Exercise description:
An exact copy of all the entries below is what this task needs.

=====

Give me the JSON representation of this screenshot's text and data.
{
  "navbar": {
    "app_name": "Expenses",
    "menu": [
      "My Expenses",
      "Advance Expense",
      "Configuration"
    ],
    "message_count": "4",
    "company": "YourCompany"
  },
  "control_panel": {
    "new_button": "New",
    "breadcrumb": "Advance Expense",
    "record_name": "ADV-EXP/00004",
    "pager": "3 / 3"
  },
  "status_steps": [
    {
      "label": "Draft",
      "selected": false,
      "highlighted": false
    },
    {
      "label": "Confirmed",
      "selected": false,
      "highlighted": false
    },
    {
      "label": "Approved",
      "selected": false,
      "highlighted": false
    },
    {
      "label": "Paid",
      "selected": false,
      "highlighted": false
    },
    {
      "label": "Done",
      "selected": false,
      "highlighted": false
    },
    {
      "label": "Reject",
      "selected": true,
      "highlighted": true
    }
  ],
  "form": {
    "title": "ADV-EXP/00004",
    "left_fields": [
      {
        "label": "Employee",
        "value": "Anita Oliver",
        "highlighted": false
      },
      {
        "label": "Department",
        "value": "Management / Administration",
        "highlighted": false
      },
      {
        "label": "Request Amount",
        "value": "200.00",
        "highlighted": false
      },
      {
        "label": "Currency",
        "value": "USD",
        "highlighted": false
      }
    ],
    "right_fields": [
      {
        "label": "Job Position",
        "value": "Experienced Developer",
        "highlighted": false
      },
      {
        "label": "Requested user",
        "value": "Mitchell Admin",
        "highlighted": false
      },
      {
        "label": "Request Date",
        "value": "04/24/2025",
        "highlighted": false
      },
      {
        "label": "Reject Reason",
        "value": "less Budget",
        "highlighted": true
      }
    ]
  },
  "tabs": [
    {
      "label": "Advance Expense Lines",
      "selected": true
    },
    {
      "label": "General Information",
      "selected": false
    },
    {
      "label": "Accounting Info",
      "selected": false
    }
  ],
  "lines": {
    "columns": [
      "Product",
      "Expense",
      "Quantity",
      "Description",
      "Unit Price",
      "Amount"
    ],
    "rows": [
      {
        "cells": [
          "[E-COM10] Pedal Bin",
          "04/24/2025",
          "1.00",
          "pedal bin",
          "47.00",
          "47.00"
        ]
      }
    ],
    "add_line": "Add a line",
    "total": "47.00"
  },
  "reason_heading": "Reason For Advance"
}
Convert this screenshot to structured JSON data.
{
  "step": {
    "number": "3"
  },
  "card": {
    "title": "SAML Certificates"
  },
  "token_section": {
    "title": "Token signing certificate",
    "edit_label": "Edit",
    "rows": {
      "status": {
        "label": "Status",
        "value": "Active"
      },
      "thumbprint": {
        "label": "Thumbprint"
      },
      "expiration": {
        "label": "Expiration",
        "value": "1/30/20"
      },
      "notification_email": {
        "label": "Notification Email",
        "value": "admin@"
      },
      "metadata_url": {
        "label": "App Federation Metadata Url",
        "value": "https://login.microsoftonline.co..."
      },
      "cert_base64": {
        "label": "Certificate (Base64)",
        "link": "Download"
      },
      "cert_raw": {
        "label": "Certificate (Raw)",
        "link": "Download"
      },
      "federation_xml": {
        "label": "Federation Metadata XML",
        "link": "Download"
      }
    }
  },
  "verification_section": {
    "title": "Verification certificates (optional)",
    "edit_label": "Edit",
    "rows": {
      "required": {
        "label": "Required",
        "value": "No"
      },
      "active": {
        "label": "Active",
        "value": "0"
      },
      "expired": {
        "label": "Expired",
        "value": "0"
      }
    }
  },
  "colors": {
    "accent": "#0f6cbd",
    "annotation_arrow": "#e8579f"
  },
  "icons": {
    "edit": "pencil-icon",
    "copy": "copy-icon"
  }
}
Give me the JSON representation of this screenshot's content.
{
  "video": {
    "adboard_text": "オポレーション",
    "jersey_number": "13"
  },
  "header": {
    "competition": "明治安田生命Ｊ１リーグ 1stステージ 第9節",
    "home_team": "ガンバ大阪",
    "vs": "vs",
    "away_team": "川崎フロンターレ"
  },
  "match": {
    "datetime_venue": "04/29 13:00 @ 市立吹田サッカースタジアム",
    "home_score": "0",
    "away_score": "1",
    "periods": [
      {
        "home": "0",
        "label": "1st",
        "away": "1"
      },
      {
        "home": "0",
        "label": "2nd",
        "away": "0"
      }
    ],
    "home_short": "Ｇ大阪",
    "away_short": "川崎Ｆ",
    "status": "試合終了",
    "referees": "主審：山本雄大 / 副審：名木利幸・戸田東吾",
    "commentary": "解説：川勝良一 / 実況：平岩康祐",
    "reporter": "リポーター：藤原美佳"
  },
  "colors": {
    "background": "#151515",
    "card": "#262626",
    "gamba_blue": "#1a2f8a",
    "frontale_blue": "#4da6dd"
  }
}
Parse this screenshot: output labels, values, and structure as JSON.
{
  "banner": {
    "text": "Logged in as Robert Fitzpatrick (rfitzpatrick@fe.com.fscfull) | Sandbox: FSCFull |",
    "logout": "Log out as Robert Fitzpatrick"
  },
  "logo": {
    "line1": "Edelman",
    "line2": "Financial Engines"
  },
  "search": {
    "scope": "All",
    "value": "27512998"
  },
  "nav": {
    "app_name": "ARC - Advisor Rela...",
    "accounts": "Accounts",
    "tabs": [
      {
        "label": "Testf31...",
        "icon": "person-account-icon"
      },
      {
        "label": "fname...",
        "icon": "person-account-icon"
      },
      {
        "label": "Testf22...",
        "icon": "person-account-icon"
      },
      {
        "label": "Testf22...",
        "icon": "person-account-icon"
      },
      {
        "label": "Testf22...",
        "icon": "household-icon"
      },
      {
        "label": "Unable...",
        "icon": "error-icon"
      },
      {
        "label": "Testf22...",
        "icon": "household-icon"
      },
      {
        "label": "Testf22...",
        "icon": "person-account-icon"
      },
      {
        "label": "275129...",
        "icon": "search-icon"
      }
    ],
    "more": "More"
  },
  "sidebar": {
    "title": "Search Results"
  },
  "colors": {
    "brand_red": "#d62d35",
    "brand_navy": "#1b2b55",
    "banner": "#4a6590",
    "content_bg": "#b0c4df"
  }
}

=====

Task solution:
Give me the JSON representation of this screenshot's text and data.
{
  "navbar": {
    "app_name": "Expenses",
    "menu": [
      "My Expenses",
      "Advance Expense",
      "Configuration"
    ],
    "message_count": "4",
    "company": "YourCompany"
  },
  "control_panel": {
    "new_button": "New",
    "breadcrumb": "Advance Expense",
    "record_name": "ADV-EXP/00004",
    "pager": "3 / 3"
  },
  "status_steps": [
    {
      "label": "Draft",
      "selected": false,
      "highlighted": false
    },
    {
      "label": "Confirmed",
      "selected": false,
      "highlighted": false
    },
    {
      "label": "Approved",
      "selected": false,
      "highlighted": false
    },
    {
      "label": "Paid",
      "selected": false,
      "highlighted": false
    },
    {
      "label": "Done",
      "selected": false,
      "highlighted": false
    },
    {
      "label": "Reject",
      "selected": true,
      "highlighted": true
    }
  ],
  "form": {
    "title": "ADV-EXP/00004",
    "left_fields": [
      {
        "label": "Employee",
        "value": "Anita Oliver",
        "highlighted": false
      },
      {
        "label": "Department",
        "value": "Management / Administration",
        "highlighted": false
      },
      {
        "label": "Request Amount",
        "value": "200.00",
        "highlighted": false
      },
      {
        "label": "Currency",
        "value": "USD",
        "highlighted": false
      }
    ],
    "right_fields": [
      {
        "label": "Job Position",
        "value": "Experienced Developer",
        "highlighted": false
      },
      {
        "label": "Requested user",
        "value": "Mitchell Admin",
        "highlighted": false
      },
      {
        "label": "Request Date",
        "value": "04/24/2025",
        "highlighted": false
      },
      {
        "label": "Reject Reason",
        "value": "less Budget",
        "highlighted": true
      }
    ]
  },
  "tabs": [
    {
      "label": "Advance Expense Lines",
      "selected": true
    },
    {
      "label": "General Information",
      "selected": false
    },
    {
      "label": "Accounting Info",
      "selected": false
    }
  ],
  "lines": {
    "columns": [
      "Product",
      "Expense",
      "Quantity",
      "Description",
      "Unit Price",
      "Amount"
    ],
    "rows": [
      {
        "cells": [
          "[E-COM10] Pedal Bin",
          "04/24/2025",
          "1.00",
          "pedal bin",
          "47.00",
          "47.00"
        ]
      }
    ],
    "add_line": "Add a line",
    "total": "47.00"
  },
  "reason_heading": "Reason For Advance"
}
Convert this screenshot to structured JSON data.
{
  "step": {
    "number": "3"
  },
  "card": {
    "title": "SAML Certificates"
  },
  "token_section": {
    "title": "Token signing certificate",
    "edit_label": "Edit",
    "rows": {
      "status": {
        "label": "Status",
        "value": "Active"
      },
      "thumbprint": {
        "label": "Thumbprint"
      },
      "expiration": {
        "label": "Expiration",
        "value": "1/30/20"
      },
      "notification_email": {
        "label": "Notification Email",
        "value": "admin@"
      },
      "metadata_url": {
        "label": "App Federation Metadata Url",
        "value": "https://login.microsoftonline.co..."
      },
      "cert_base64": {
        "label": "Certificate (Base64)",
        "link": "Download"
      },
      "cert_raw": {
        "label": "Certificate (Raw)",
        "link": "Download"
      },
      "federation_xml": {
        "label": "Federation Metadata XML",
        "link": "Download"
      }
    }
  },
  "verification_section": {
    "title": "Verification certificates (optional)",
    "edit_label": "Edit",
    "rows": {
      "required": {
        "label": "Required",
        "value": "No"
      },
      "active": {
        "label": "Active",
        "value": "0"
      },
      "expired": {
        "label": "Expired",
        "value": "0"
      }
    }
  },
  "colors": {
    "accent": "#0f6cbd",
    "annotation_arrow": "#e8579f"
  },
  "icons": {
    "edit": "pencil-icon",
    "copy": "copy-icon"
  }
}
Give me the JSON representation of this screenshot's content.
{
  "video": {
    "adboard_text": "オポレーション",
    "jersey_number": "13"
  },
  "header": {
    "competition": "明治安田生命Ｊ１リーグ 1stステージ 第9節",
    "home_team": "ガンバ大阪",
    "vs": "vs",
    "away_team": "川崎フロンターレ"
  },
  "match": {
    "datetime_venue": "04/29 13:00 @ 市立吹田サッカースタジアム",
    "home_score": "0",
    "away_score": "1",
    "periods": [
      {
        "home": "0",
        "label": "1st",
        "away": "1"
      },
      {
        "home": "0",
        "label": "2nd",
        "away": "0"
      }
    ],
    "home_short": "Ｇ大阪",
    "away_short": "川崎Ｆ",
    "status": "試合終了",
    "referees": "主審：山本雄大 / 副審：名木利幸・戸田東吾",
    "commentary": "解説：川勝良一 / 実況：平岩康祐",
    "reporter": "リポーター：藤原美佳"
  },
  "colors": {
    "background": "#151515",
    "card": "#262626",
    "gamba_blue": "#1a2f8a",
    "frontale_blue": "#4da6dd"
  }
}
Parse this screenshot: output labels, values, and structure as JSON.
{
  "banner": {
    "text": "Logged in as Robert Fitzpatrick (rfitzpatrick@fe.com.fscfull) | Sandbox: FSCFull |",
    "logout": "Log out as Robert Fitzpatrick"
  },
  "logo": {
    "line1": "Edelman",
    "line2": "Financial Engines"
  },
  "search": {
    "scope": "All",
    "value": "27512998"
  },
  "nav": {
    "app_name": "ARC - Advisor Rela...",
    "accounts": "Accounts",
    "tabs": [
      {
        "label": "Testf31...",
        "icon": "person-account-icon"
      },
      {
        "label": "fname...",
        "icon": "person-account-icon"
      },
      {
        "label": "Testf22...",
        "icon": "person-account-icon"
      },
      {
        "label": "Testf22...",
        "icon": "person-account-icon"
      },
      {
        "label": "Testf22...",
        "icon": "household-icon"
      },
      {
        "label": "Unable...",
        "icon": "error-icon"
      },
      {
        "label": "Testf22...",
        "icon": "household-icon"
      },
      {
        "label": "Testf22...",
        "icon": "person-account-icon"
      },
      {
        "label": "275129...",
        "icon": "search-icon"
      }
    ],
    "more": "More"
  },
  "sidebar": {
    "title": "Search Results"
  },
  "colors": {
    "brand_red": "#d62d35",
    "brand_navy": "#1b2b55",
    "banner": "#4a6590",
    "content_bg": "#b0c4df"
  }
}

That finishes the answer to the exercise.